Event highlights impact of suicide and ways to prevent it

  Four hundred flags representing the more than 40,000 deaths from suicide annually in the United States were raised at UMass Medical School.

Four hundred flags representing the more than 40,000 deaths from suicide annually in the United States were raised at UMass Medical School.

A campus-wide event to raise awareness and provide education about suicide prevention took place at UMass Medical School on Wednesday, Sept. 7. Heralding the observance was a display of 400 flags representing the more than 40,000 deaths from suicide that occur annually in the United States. Sixty are American flags representing military suicides and the rest are purple which, along with turquoise, represent suicide and survivors of suicide.

The event to mark National Suicide Prevention and Awareness Week and World Suicide Prevention Day was organized by UMMS community member Kye Flotte and Barry Feldman, PhD, assistant professor of psychiatry and director of Psychiatry Programs in Public Safety.

“Our goal is no less than the transformation of how we identify and address suicide risk, regardless of where a patient enters the health care system,” said Edwin Boudreaux, PhD, professor of emergency medicine, psychiatry and quantitative health sciences and vice chair of research for the Department of Emergency Medicine. Dr. Boudreaux and Catarina Kiefe, PhD, MD, chair and professor of quantitative health sciences, recently received a five-year grant from the National Institute of Mental Health to implement, with UMass Memorial Health Care, the System of Safety (SOS) for suicide prevention, modeled on the national Zero Suicide initiative.

During a brief speaking program, Luanne Thorndyke, MD, shared her own encounters with suicide, which include a colleague and her son’s death by suicide four years ago. “These experiences have led me to believe and be passionate about the concept that suicides are preventable,” said Dr. Thorndyke, vice provost for faculty affairs and professor of medicine. “While we may never be able to prevent all deaths by suicide, I do believe we can do a better job than we are now.”

Thorndyke closed on a grateful and hopeful note. “I am so proud that UMass Medical School has taken the lead in the Zero Suicide prevention movement, and will be implementing tools, actions and processes to get as close as we can to our goal of zero suicide.”

Ongoing suicide prevention initiatives at UMMS include a collaboration with the Massachusetts National Guard and Massachusetts Department of Veterans Services to implement suicide prevention strategies specifically designed for military personnel, and the Emergency Department Safety Assessment and Follow-up Evaluation (ED-SAFE) study, led by Boudreaux. The goal of ED-SAFE is to develop evidence-based practice guidelines that will optimize the emergency department as an important setting in which to increase suicide risk detection and suicide prevention.

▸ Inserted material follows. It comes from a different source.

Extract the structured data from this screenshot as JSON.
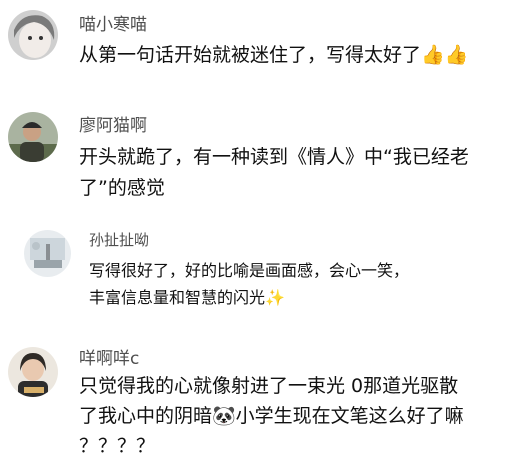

Related links on UMassMedNow:
Barry Feldman explains teen suicide risk factors
Expert’s Corner: Facing the facts on youth suicide
Suicide risk can be intercepted in the emergency department, UMMS study finds
Collaboration announced to help prevent military suicide
$12 million suicide-prevention study targets patients in the emergency room